I am not really sure what qualifies as a good investment (though I do know, despite what Carrie Bradshaw may think, shoes do not count).
Basically, I put money into my 401(k), don’t spend it on stupid sh*t and rely heavily on fund ratings represented in graphic form (it’s so much easier to count the number of stars than actually read things).
But, I still essentially feel like I am giving my money to people and trusting them to do good things to it.
4. What I want to be when I grow up.
I remember hearing 40-year-olds say this when I was younger and thinking, “What’s wrong with you that you don’t know by now?”

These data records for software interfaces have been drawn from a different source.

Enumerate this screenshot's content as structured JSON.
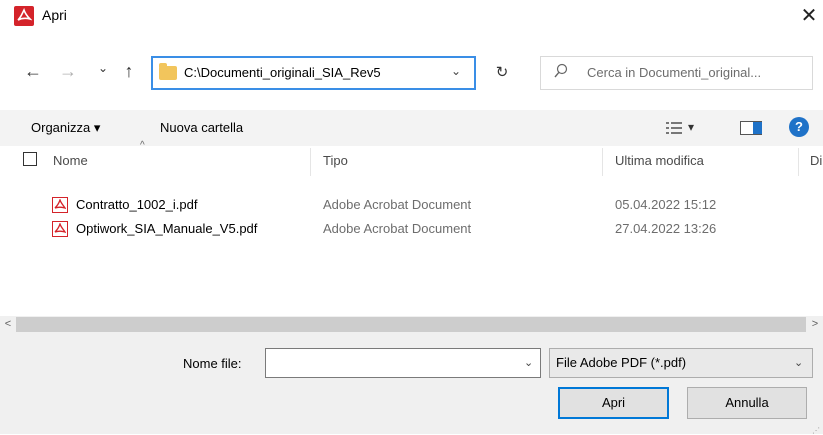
{
  "window": {
    "title": "Apri",
    "close_symbol": "✕"
  },
  "nav": {
    "back": "←",
    "forward": "→",
    "recent": "⌄",
    "up": "↑",
    "refresh": "↻"
  },
  "address": {
    "path": "C:\\Documenti_originali_SIA_Rev5",
    "chevron": "⌄"
  },
  "search": {
    "placeholder": "Cerca in Documenti_original..."
  },
  "toolbar": {
    "organize": "Organizza ▾",
    "new_folder": "Nuova cartella",
    "view_chevron": "▾",
    "help": "?"
  },
  "columns": {
    "name": "Nome",
    "type": "Tipo",
    "modified": "Ultima modifica",
    "size": "Di"
  },
  "files": [
    {
      "name": "Contratto_1002_i.pdf",
      "type": "Adobe Acrobat Document",
      "modified": "05.04.2022 15:12"
    },
    {
      "name": "Optiwork_SIA_Manuale_V5.pdf",
      "type": "Adobe Acrobat Document",
      "modified": "27.04.2022 13:26"
    }
  ],
  "scroll": {
    "left": "<",
    "right": ">"
  },
  "filename": {
    "label": "Nome file:",
    "value": "",
    "chevron": "⌄"
  },
  "filetype": {
    "selected": "File Adobe PDF (*.pdf)",
    "chevron": "⌄"
  },
  "buttons": {
    "open": "Apri",
    "cancel": "Annulla"
  },
  "colors": {
    "accent": "#0078d7",
    "acrobat_red": "#d4232a",
    "folder": "#f2c55c"
  }
}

Turns out, choosing a career is a long and winding path filled with dead ends through which you have to navigate yourself.
Given that my previous job requirements were “Pay me in money,” I have certainly learned many things I do not want to do. But, I also got a late start on figuring out what actually suits me.
Pinpointing and honing the skills I have and discovering different ways to use them can lead me in many different directions.
For example, I have always been a perfectionist, and while this stressed me out when I had to plan events, it worked to my advantage as a copy editor.
Figuring out the right intersection of what you’re good at, what you love to do and what will pay you takes more time for some people.
But, that’s okay as long as you are making the efforts to figure it out.
5. How to plan meals.
It is unfathomable to me you can go to the grocery store once a week and anticipate everything you will want to eat during that time.
This is partially because I am still rebelling against growing up with an unchanging weekly menu, but I can’t stand making commitments to meals without the input of my appetite’s whims.
My lack of planning often results in late-night trips to the store, high grocery bills from when I attempt to plan but change my mind, and seeking refuge in macaroni and cheese far more than I should at this age.
6. The dark side of humanity.
As much as I understand people won’t behave like “Mister Rogers’ Neighborhood” all the time, I still don’t get it when people are just straight up awful to each other.
Whether it’s via comments, on the Internet, or on the news; I still feel 5-years-old sometimes because I just don’t understand how someone could act so terribly to another human being.
7. All the rules of football.
I am from Maryland, so I have watched my fair share of football over the years, but I’m pretty sure they make some rules up during the game.
Football sometimes makes what is essentially a more elaborate game of keep away way too complicated.
8. “Runner’s high.”
I have definitely learned the importance of regular exercise as my body slowly starts to crumble, but f*ck running.
It does not help me think, I do not zone out and I do not feel better after I run. If I am running to chase a ball (e.g. soccer), it is fine, but not as an activity in itself (yes, I realize this makes me seem very similar to a dog).
Don’t even get me started on marathons. Bravo to those who run them without getting bored, but waking up at the crack of dawn and running for several hours is not for me.
9. The politics and history behind most world events.
Like, I know the Houthis staged a coup and took over Yemen and that ISIS has a stronghold in Syria.
But my understanding of context or why it’s important is largely dependent on the readability of the Wikipedia page.
I don’t want to sound ignorant, and I really do try (“The Edge” from Elite Daily helps).
But, I just don’t have time to learn the entirety of history plus keep up with current events and, you know, live my life and do things I enjoy.
10. Exactly which combinations of alcohol result in a hangover.
Though I sadly have much more experience with this now, I sometimes wake up with a headache after only one or two drinks.
Clearly, more research is still needed.